Exercise aim: Report every line of the records that contains the word "Timeline".

(Dataset rows for apps and sites)
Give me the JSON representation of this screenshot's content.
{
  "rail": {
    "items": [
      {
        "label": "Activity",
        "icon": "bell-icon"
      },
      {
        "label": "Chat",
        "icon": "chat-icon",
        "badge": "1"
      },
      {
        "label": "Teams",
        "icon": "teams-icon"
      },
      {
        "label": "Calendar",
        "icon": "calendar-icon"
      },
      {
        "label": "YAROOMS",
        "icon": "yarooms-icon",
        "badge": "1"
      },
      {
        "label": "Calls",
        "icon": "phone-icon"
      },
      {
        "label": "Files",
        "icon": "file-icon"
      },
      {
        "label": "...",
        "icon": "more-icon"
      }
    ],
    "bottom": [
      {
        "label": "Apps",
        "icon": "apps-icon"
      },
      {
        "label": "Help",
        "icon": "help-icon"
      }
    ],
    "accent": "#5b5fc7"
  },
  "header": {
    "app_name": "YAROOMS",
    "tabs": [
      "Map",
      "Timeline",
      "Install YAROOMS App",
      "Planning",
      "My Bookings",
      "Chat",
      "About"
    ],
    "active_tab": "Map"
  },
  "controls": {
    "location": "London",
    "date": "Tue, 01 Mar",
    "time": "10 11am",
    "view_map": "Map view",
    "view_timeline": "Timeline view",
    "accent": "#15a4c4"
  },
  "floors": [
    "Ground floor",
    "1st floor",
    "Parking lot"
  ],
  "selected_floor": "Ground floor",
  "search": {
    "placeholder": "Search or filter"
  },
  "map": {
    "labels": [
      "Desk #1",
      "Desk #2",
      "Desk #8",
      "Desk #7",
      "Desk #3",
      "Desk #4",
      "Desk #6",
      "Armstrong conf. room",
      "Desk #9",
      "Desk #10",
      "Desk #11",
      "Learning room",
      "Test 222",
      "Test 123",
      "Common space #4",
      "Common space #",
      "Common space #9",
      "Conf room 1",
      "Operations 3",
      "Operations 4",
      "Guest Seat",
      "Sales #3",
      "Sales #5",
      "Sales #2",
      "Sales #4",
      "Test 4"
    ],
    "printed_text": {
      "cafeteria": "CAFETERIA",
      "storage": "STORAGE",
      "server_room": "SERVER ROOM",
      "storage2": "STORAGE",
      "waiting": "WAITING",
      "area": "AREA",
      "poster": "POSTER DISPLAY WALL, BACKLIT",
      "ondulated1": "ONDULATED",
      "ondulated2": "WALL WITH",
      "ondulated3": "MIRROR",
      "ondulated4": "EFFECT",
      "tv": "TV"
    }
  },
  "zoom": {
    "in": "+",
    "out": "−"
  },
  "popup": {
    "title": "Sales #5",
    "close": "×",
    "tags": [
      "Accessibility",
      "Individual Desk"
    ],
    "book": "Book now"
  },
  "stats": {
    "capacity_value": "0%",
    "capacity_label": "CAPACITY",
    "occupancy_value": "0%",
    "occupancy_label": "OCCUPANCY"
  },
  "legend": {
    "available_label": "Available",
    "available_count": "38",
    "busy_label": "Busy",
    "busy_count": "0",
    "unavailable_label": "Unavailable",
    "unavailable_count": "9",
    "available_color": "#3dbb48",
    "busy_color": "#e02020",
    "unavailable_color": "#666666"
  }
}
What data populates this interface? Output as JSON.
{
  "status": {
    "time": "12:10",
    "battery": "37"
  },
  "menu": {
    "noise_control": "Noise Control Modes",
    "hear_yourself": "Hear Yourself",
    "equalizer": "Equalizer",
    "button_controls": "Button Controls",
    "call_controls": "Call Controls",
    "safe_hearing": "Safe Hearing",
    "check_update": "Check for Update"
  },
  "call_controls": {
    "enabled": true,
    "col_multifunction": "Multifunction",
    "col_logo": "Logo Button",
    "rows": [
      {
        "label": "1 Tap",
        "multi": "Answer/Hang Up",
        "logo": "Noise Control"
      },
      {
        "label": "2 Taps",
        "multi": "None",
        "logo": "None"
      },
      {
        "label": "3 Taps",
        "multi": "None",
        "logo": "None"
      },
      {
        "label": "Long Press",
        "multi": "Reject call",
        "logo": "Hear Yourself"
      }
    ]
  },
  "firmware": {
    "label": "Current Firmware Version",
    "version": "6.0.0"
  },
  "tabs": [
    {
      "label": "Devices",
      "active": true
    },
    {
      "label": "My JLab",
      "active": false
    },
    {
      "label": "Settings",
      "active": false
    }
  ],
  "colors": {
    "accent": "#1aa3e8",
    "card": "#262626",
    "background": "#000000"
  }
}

Task response:
      "Timeline",
    "view_timeline": "Timeline view",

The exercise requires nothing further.